NRL hired Henry to build a high magnetic field laboratory, similar to the Francis Bitter design — a circular metal plate design known to produce the strongest man-made magnetic fields in the world — and bought one of the first commercially sold Collins helium liquefaction facilities — a process developed by Samuel Collins for commercially liquefying helium. Experimental work on low temperature techniques and instrumentation, and both theoretical and experimental research on magnetic and superconducting properties of materials at low temperatures were investigated.

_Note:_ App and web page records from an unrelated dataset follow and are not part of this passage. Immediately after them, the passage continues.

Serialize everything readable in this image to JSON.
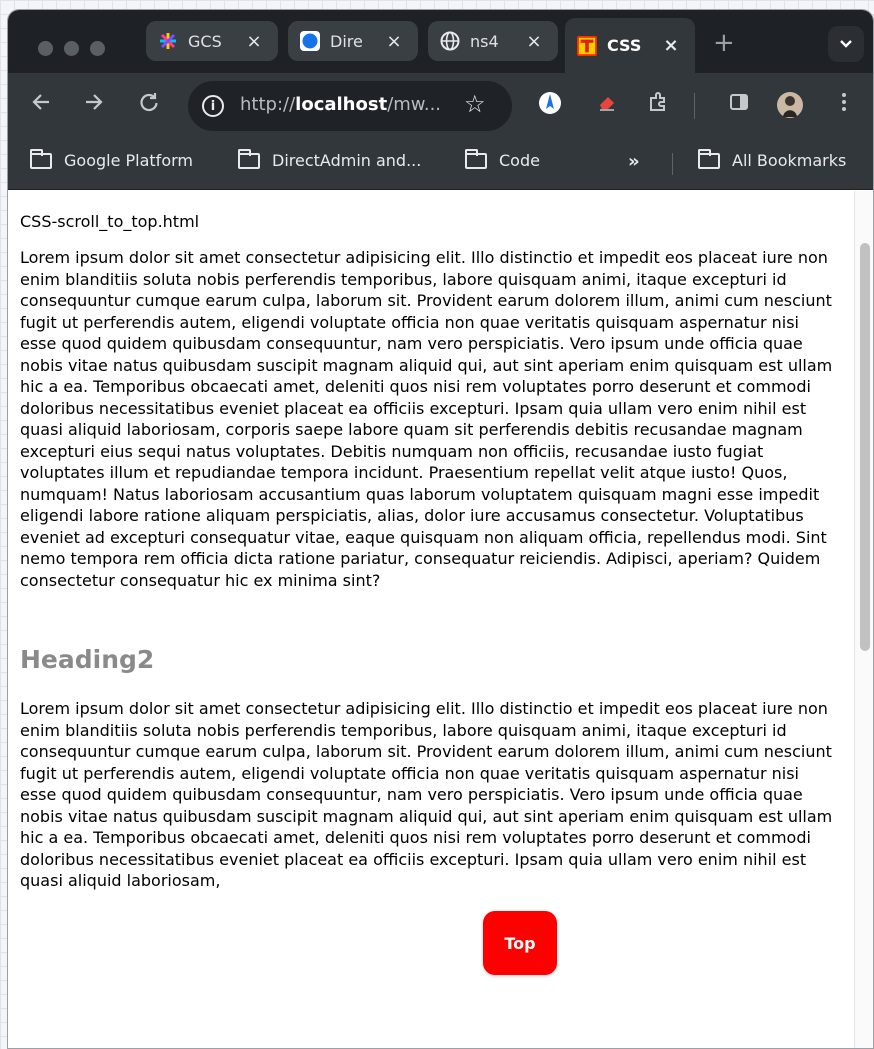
{
  "tabs": [
    {
      "title": "GCS",
      "favicon": "colorful-star-icon"
    },
    {
      "title": "Dire",
      "favicon": "blue-circle-icon"
    },
    {
      "title": "ns4",
      "favicon": "globe-icon"
    },
    {
      "title": "CSS",
      "favicon": "t-letter-icon",
      "active": true
    }
  ],
  "tab_close": "×",
  "new_tab": "+",
  "tab_search": "⌄",
  "address": {
    "prefix": "http://",
    "host": "localhost",
    "path": "/mw..."
  },
  "toolbar_icons": [
    "back-icon",
    "forward-icon",
    "reload-icon",
    "info-icon",
    "star-icon",
    "extension-icon",
    "eraser-icon",
    "puzzle-icon",
    "sidebar-icon",
    "profile-icon",
    "menu-icon"
  ],
  "bookmarks": [
    {
      "label": "Google Platform"
    },
    {
      "label": "DirectAdmin and..."
    },
    {
      "label": "Code"
    }
  ],
  "bookmarks_overflow": "»",
  "all_bookmarks": "All Bookmarks",
  "page": {
    "filename": "CSS-scroll_to_top.html",
    "paragraph1": "Lorem ipsum dolor sit amet consectetur adipisicing elit. Illo distinctio et impedit eos placeat iure non enim blanditiis soluta nobis perferendis temporibus, labore quisquam animi, itaque excepturi id consequuntur cumque earum culpa, laborum sit. Provident earum dolorem illum, animi cum nesciunt fugit ut perferendis autem, eligendi voluptate officia non quae veritatis quisquam aspernatur nisi esse quod quidem quibusdam consequuntur, nam vero perspiciatis. Vero ipsum unde officia quae nobis vitae natus quibusdam suscipit magnam aliquid qui, aut sint aperiam enim quisquam est ullam hic a ea. Temporibus obcaecati amet, deleniti quos nisi rem voluptates porro deserunt et commodi doloribus necessitatibus eveniet placeat ea officiis excepturi. Ipsam quia ullam vero enim nihil est quasi aliquid laboriosam, corporis saepe labore quam sit perferendis debitis recusandae magnam excepturi eius sequi natus voluptates. Debitis numquam non officiis, recusandae iusto fugiat voluptates illum et repudiandae tempora incidunt. Praesentium repellat velit atque iusto! Quos, numquam! Natus laboriosam accusantium quas laborum voluptatem quisquam magni esse impedit eligendi labore ratione aliquam perspiciatis, alias, dolor iure accusamus consectetur. Voluptatibus eveniet ad excepturi consequatur vitae, eaque quisquam non aliquam officia, repellendus modi. Sint nemo tempora rem officia dicta ratione pariatur, consequatur reiciendis. Adipisci, aperiam? Quidem consectetur consequatur hic ex minima sint?",
    "heading2": "Heading2",
    "paragraph2": "Lorem ipsum dolor sit amet consectetur adipisicing elit. Illo distinctio et impedit eos placeat iure non enim blanditiis soluta nobis perferendis temporibus, labore quisquam animi, itaque excepturi id consequuntur cumque earum culpa, laborum sit. Provident earum dolorem illum, animi cum nesciunt fugit ut perferendis autem, eligendi voluptate officia non quae veritatis quisquam aspernatur nisi esse quod quidem quibusdam consequuntur, nam vero perspiciatis. Vero ipsum unde officia quae nobis vitae natus quibusdam suscipit magnam aliquid qui, aut sint aperiam enim quisquam est ullam hic a ea. Temporibus obcaecati amet, deleniti quos nisi rem voluptates porro deserunt et commodi doloribus necessitatibus eveniet placeat ea officiis excepturi. Ipsam quia ullam vero enim nihil est quasi aliquid laboriosam,",
    "top_button": "Top"
  },
  "colors": {
    "top_button": "#ff0000",
    "heading2": "#8a8a8a",
    "chrome_dark": "#32373c"
  }
}
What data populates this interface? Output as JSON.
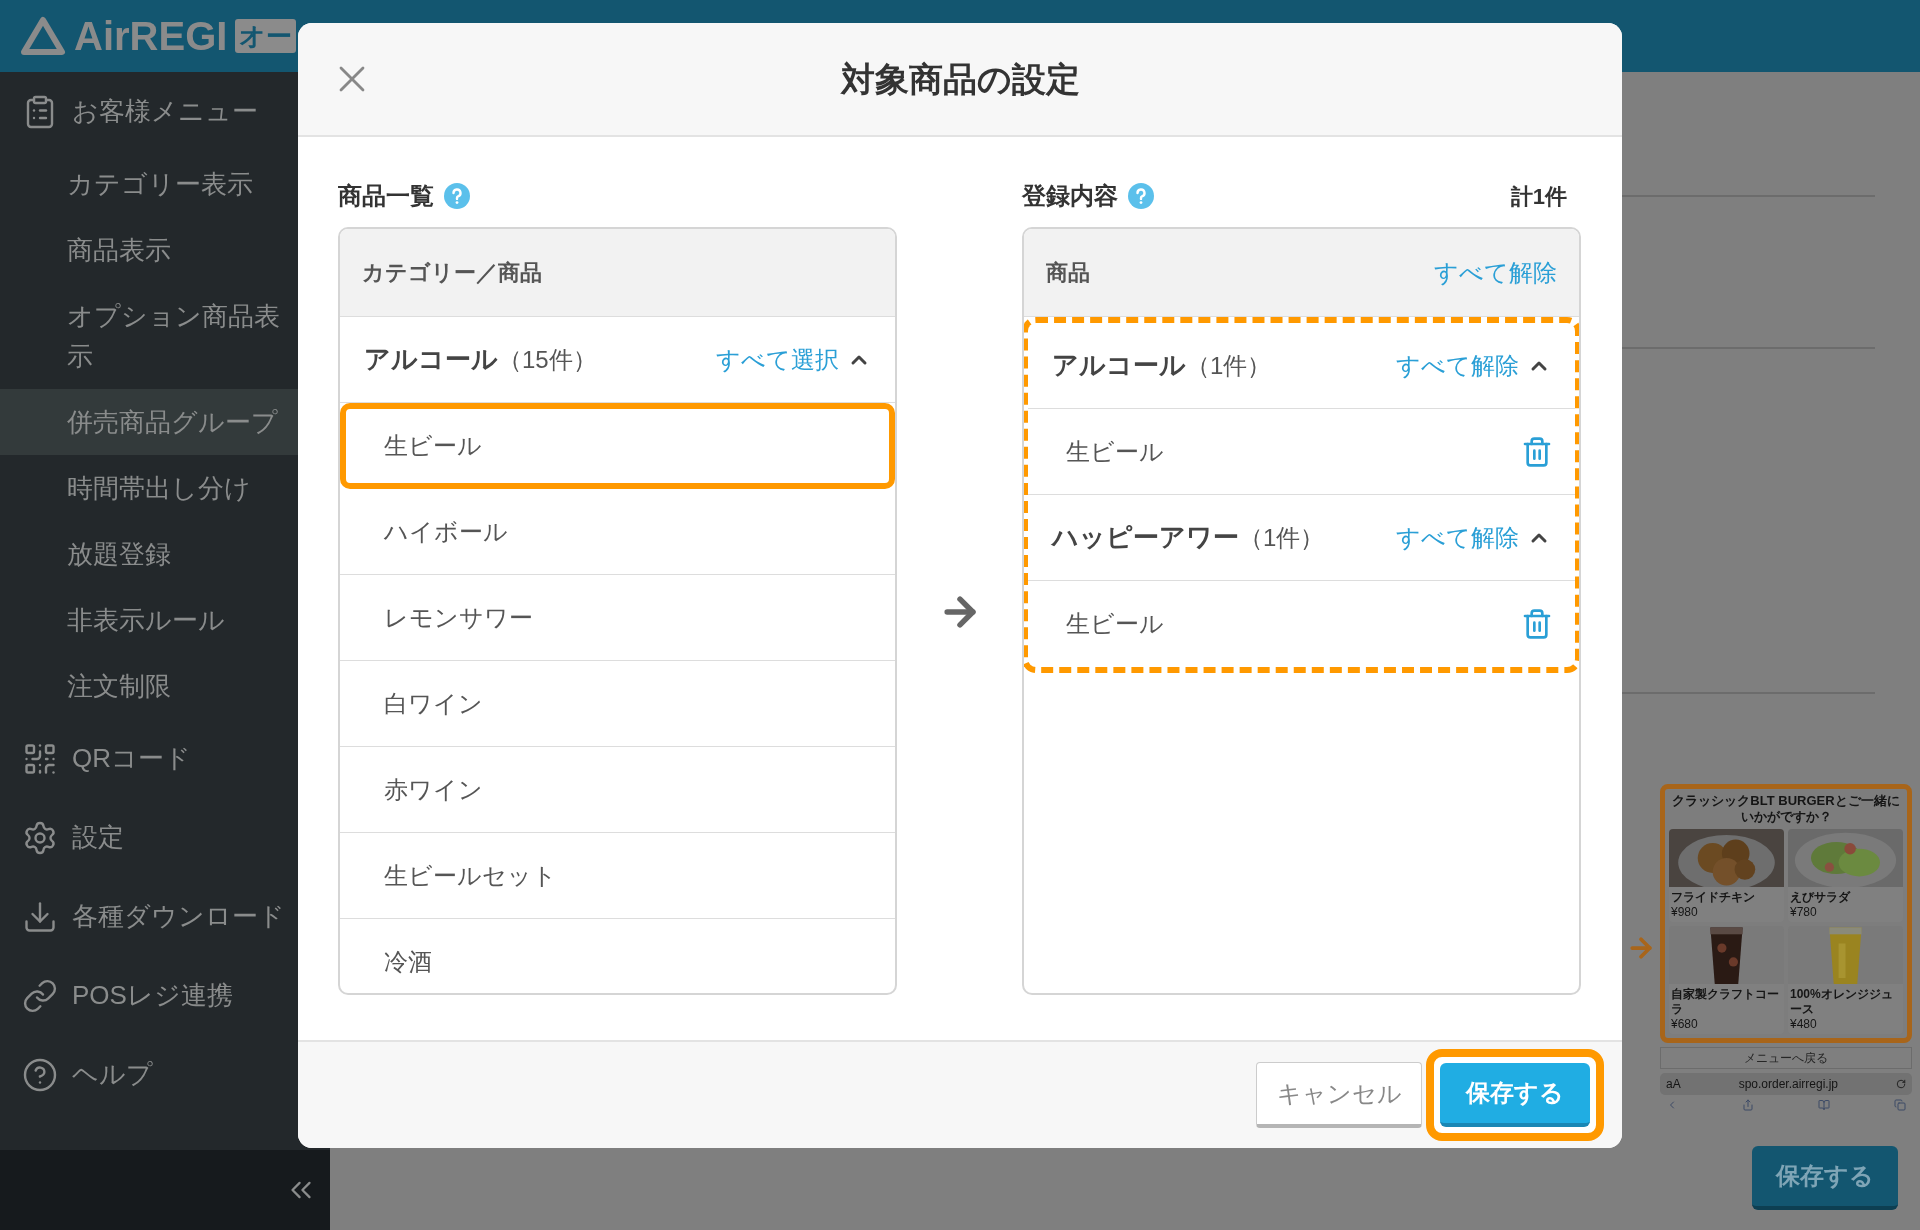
{
  "header": {
    "logo": "AirREGI",
    "badge": "オー"
  },
  "sidebar": {
    "sections": [
      {
        "label": "お客様メニュー",
        "children": [
          {
            "label": "カテゴリー表示",
            "selected": false
          },
          {
            "label": "商品表示",
            "selected": false
          },
          {
            "label": "オプション商品表示",
            "selected": false
          },
          {
            "label": "併売商品グループ",
            "selected": true
          },
          {
            "label": "時間帯出し分け",
            "selected": false
          },
          {
            "label": "放題登録",
            "selected": false
          },
          {
            "label": "非表示ルール",
            "selected": false
          },
          {
            "label": "注文制限",
            "selected": false
          }
        ]
      },
      {
        "label": "QRコード"
      },
      {
        "label": "設定"
      },
      {
        "label": "各種ダウンロード"
      },
      {
        "label": "POSレジ連携"
      },
      {
        "label": "ヘルプ"
      }
    ]
  },
  "page": {
    "preview": {
      "heading": "クラッシックBLT BURGERとご一緒にいかがですか？",
      "items": [
        {
          "name": "フライドチキン",
          "price": "¥980"
        },
        {
          "name": "えびサラダ",
          "price": "¥780"
        },
        {
          "name": "自家製クラフトコーラ",
          "price": "¥680"
        },
        {
          "name": "100%オレンジジュース",
          "price": "¥480"
        }
      ],
      "back_button": "メニューへ戻る",
      "text_size": "aA",
      "url": "spo.order.airregi.jp"
    },
    "save_button": "保存する"
  },
  "dialog": {
    "title": "対象商品の設定",
    "products": {
      "title": "商品一覧",
      "header": "カテゴリー／商品",
      "groups": [
        {
          "name": "アルコール",
          "count": "（15件）",
          "action": "すべて選択",
          "expanded": true,
          "items": [
            {
              "name": "生ビール",
              "highlighted": true
            },
            {
              "name": "ハイボール",
              "highlighted": false
            },
            {
              "name": "レモンサワー",
              "highlighted": false
            },
            {
              "name": "白ワイン",
              "highlighted": false
            },
            {
              "name": "赤ワイン",
              "highlighted": false
            },
            {
              "name": "生ビールセット",
              "highlighted": false
            },
            {
              "name": "冷酒",
              "highlighted": false
            }
          ]
        }
      ]
    },
    "registered": {
      "title": "登録内容",
      "total": "計1件",
      "header": "商品",
      "header_action": "すべて解除",
      "highlighted": true,
      "groups": [
        {
          "name": "アルコール",
          "count": "（1件）",
          "action": "すべて解除",
          "expanded": true,
          "items": [
            {
              "name": "生ビール"
            }
          ]
        },
        {
          "name": "ハッピーアワー",
          "count": "（1件）",
          "action": "すべて解除",
          "expanded": true,
          "items": [
            {
              "name": "生ビール"
            }
          ]
        }
      ]
    },
    "cancel_button": "キャンセル",
    "save_button": "保存する",
    "save_highlighted": true
  }
}
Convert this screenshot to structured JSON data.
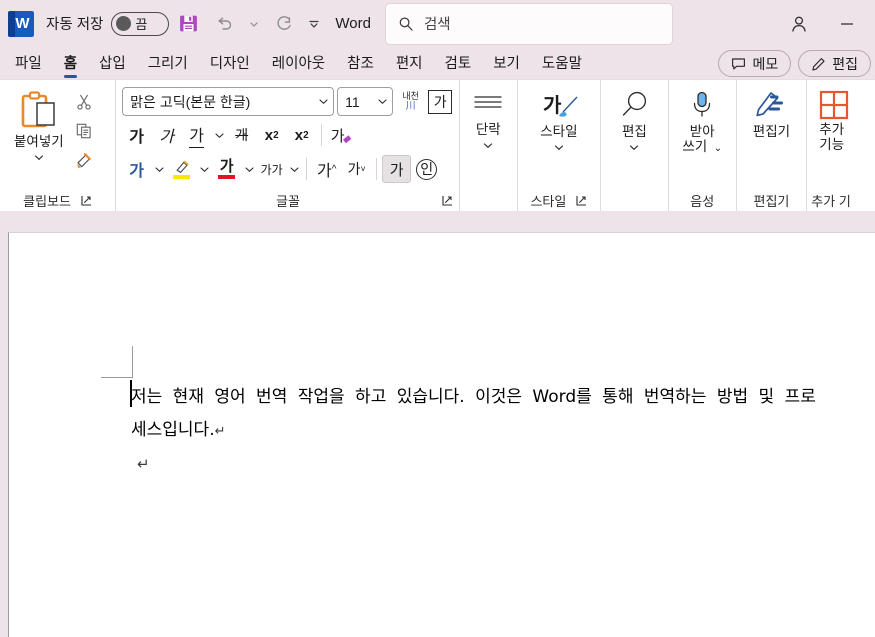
{
  "titlebar": {
    "logo_text": "W",
    "autosave_label": "자동 저장",
    "autosave_state": "끔",
    "save_tooltip": "저장",
    "undo_tooltip": "실행 취소",
    "redo_tooltip": "다시 실행",
    "customize_tooltip": "빠른 실행 도구 모음 사용자 지정",
    "app_name": "Word",
    "account_tooltip": "계정",
    "minimize_tooltip": "최소화"
  },
  "search": {
    "placeholder": "검색",
    "icon": "search-icon"
  },
  "tabs": [
    {
      "label": "파일",
      "active": false
    },
    {
      "label": "홈",
      "active": true
    },
    {
      "label": "삽입",
      "active": false
    },
    {
      "label": "그리기",
      "active": false
    },
    {
      "label": "디자인",
      "active": false
    },
    {
      "label": "레이아웃",
      "active": false
    },
    {
      "label": "참조",
      "active": false
    },
    {
      "label": "편지",
      "active": false
    },
    {
      "label": "검토",
      "active": false
    },
    {
      "label": "보기",
      "active": false
    },
    {
      "label": "도움말",
      "active": false
    }
  ],
  "tab_actions": {
    "comments_label": "메모",
    "editing_label": "편집"
  },
  "ribbon": {
    "clipboard": {
      "group_label": "클립보드",
      "paste_label": "붙여넣기",
      "cut_tooltip": "잘라내기",
      "copy_tooltip": "복사",
      "format_painter_tooltip": "서식 복사"
    },
    "font": {
      "group_label": "글꼴",
      "font_name": "맑은 고딕(본문 한글)",
      "font_size": "11",
      "phonetic_guide_top": "내천",
      "phonetic_guide_bottom": "川",
      "char_border_label": "가",
      "bold_label": "가",
      "italic_label": "가",
      "underline_label": "가",
      "strikethrough_label": "개",
      "subscript_label": "x",
      "subscript_sub": "2",
      "superscript_label": "x",
      "superscript_sup": "2",
      "clear_format_label": "가",
      "text_effects_label": "가",
      "highlight_label": "",
      "font_color_label": "가",
      "char_shading_label": "가가",
      "grow_font_label": "가",
      "shrink_font_label": "가",
      "char_shading2_label": "가",
      "enclose_char_label": "인",
      "highlight_color": "#FFE600",
      "font_color": "#E81123",
      "text_effect_color": "#2B579A"
    },
    "paragraph": {
      "group_label": "",
      "label": "단락"
    },
    "styles": {
      "group_label": "스타일",
      "label": "스타일"
    },
    "editing": {
      "label": "편집"
    },
    "voice": {
      "group_label": "음성",
      "label_line1": "받아",
      "label_line2": "쓰기"
    },
    "editor": {
      "group_label": "편집기",
      "label": "편집기"
    },
    "addins": {
      "group_label": "추가 기",
      "label_line1": "추가",
      "label_line2": "기능"
    }
  },
  "document": {
    "body_text": "저는 현재 영어 번역 작업을 하고 있습니다. 이것은 Word를 통해 번역하는 방법 및 프로세스입니다.",
    "paragraph_mark": "↵",
    "empty_paragraph_mark": "↵"
  },
  "colors": {
    "window_background": "#EDE3E9",
    "ribbon_background": "#FFFFFF",
    "accent": "#2B579A",
    "word_blue": "#185ABD",
    "page_background": "#FFFFFF"
  }
}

With Henry's laboratory up and running, the Cryogenics Branch acquired Robert Hein, a physicist specializing in superconductivity, to begin studies on superconducting materials at temperatures below 1 Kelvin, or nearly 457 Fahrenheit degrees below zero. The availability of Henry's high magnetic field facility, liquid helium and ultralow temperature facility and instrumentation, and an interacting group of scientists, made the cryogenic group at NRL one of the strongest low temperature physics groups in the world.
In 1960, Henry took a position at Lockheed Missile and Space Company in California, and served as the senior staff engineer designing electronic missile guidance tools, submarine detection systems and a device for measuring magnetic fields in outer space. He returned to Washington, D.C. in 1968 as a professor in Howard University's Physics Department and its School of Engineering.
While he formally retired in 1977, Henry continued to devote his time to research and toward encouraging and helping youths and new generations of scientists achieve their full potential. He traveled world wide giving talks and presentations and worked for years with the Minorities Access to Research Careers (MARC) program, established in 1975 by the National Institutes of General Medical Sciences.
Henry received many awards and accommodations throughout his career, not surprisingly one of those included the 'Outstanding Educator in America Award' in both 1974 and 1975. He had written or contributed to hundreds of scientific articles and he co-authored the 1934 book, Procedures in Elementary Qualitative Chemical Analysis. Henry was a Fellow of the American Physical Society and the American Association for the Advancement of Science and his work continues to be cited in textbooks and scientific journals today
Having made significant contributions to the fields of radar technology, physical properties and materials physics and education, Dr. Warren Henry, at age 92, passed Oct. 31, 2001. One of three African Americans to earn a doctorate in science from the University of Chicago in 1941, this former student and colleague of George Washington Carver plowed through every obstacle and paved the way for black scientists in later generations.